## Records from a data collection
........

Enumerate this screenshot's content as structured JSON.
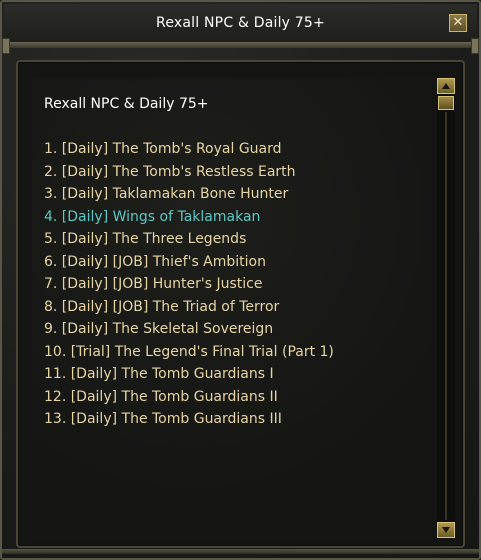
{
  "window": {
    "title": "Rexall NPC & Daily 75+",
    "close_label": "✕"
  },
  "content": {
    "heading": "Rexall NPC & Daily 75+",
    "quests": [
      {
        "label": "1. [Daily] The Tomb's Royal Guard",
        "active": false
      },
      {
        "label": "2. [Daily] The Tomb's Restless Earth",
        "active": false
      },
      {
        "label": "3. [Daily] Taklamakan Bone Hunter",
        "active": false
      },
      {
        "label": "4. [Daily] Wings of Taklamakan",
        "active": true
      },
      {
        "label": "5. [Daily] The Three Legends",
        "active": false
      },
      {
        "label": "6. [Daily] [JOB] Thief's Ambition",
        "active": false
      },
      {
        "label": "7. [Daily] [JOB] Hunter's Justice",
        "active": false
      },
      {
        "label": "8. [Daily] [JOB] The Triad of Terror",
        "active": false
      },
      {
        "label": "9. [Daily] The Skeletal Sovereign",
        "active": false
      },
      {
        "label": "10. [Trial] The Legend's Final Trial (Part 1)",
        "active": false
      },
      {
        "label": "11. [Daily] The Tomb Guardians I",
        "active": false
      },
      {
        "label": "12. [Daily] The Tomb Guardians II",
        "active": false
      },
      {
        "label": "13. [Daily] The Tomb Guardians III",
        "active": false
      }
    ]
  },
  "colors": {
    "quest_text": "#e6d5a4",
    "quest_active": "#5ec8c4",
    "title_text": "#ffffff",
    "frame_gold": "#d8c27a"
  },
  "icons": {
    "close": "close-icon",
    "scroll_up": "arrow-up-icon",
    "scroll_down": "arrow-down-icon"
  }
}
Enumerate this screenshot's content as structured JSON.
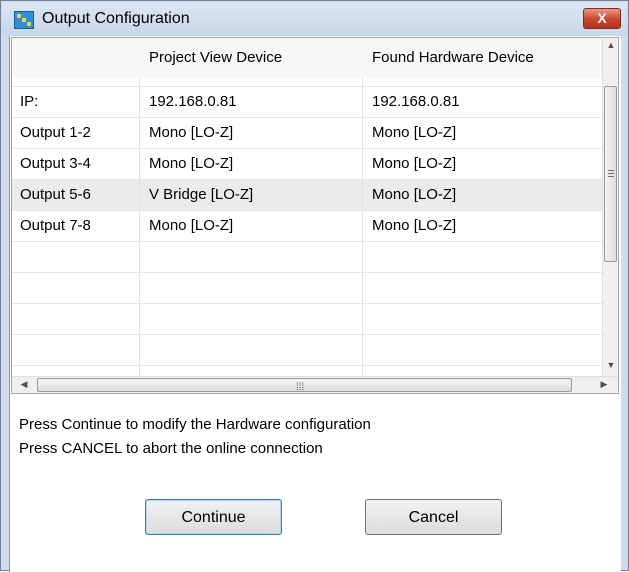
{
  "window": {
    "title": "Output Configuration",
    "close_label": "X"
  },
  "grid": {
    "columns": [
      "",
      "Project View Device",
      "Found Hardware Device"
    ],
    "rows": [
      [
        "IP:",
        "192.168.0.81",
        "192.168.0.81"
      ],
      [
        "Output 1-2",
        "Mono [LO-Z]",
        "Mono [LO-Z]"
      ],
      [
        "Output 3-4",
        "Mono [LO-Z]",
        "Mono [LO-Z]"
      ],
      [
        "Output 5-6",
        "V Bridge [LO-Z]",
        "Mono [LO-Z]"
      ],
      [
        "Output 7-8",
        "Mono [LO-Z]",
        "Mono [LO-Z]"
      ]
    ],
    "selected_row_label": "Output 5-6"
  },
  "message": {
    "line1": "Press Continue to modify the Hardware configuration",
    "line2": "Press CANCEL to abort the online connection"
  },
  "buttons": {
    "continue_label": "Continue",
    "cancel_label": "Cancel"
  },
  "icons": {
    "app": "app-icon",
    "close": "close-icon",
    "scroll_up": "chevron-up-icon",
    "scroll_down": "chevron-down-icon",
    "scroll_left": "chevron-left-icon",
    "scroll_right": "chevron-right-icon"
  },
  "colors": {
    "title_bar": "#c7d6e9",
    "close_button": "#c8442c",
    "selected_row": "#ebebeb"
  }
}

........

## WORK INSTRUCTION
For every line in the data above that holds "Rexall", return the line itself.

## RESULT
    "title": "Rexall NPC & Daily 75+",
    "heading": "Rexall NPC & Daily 75+",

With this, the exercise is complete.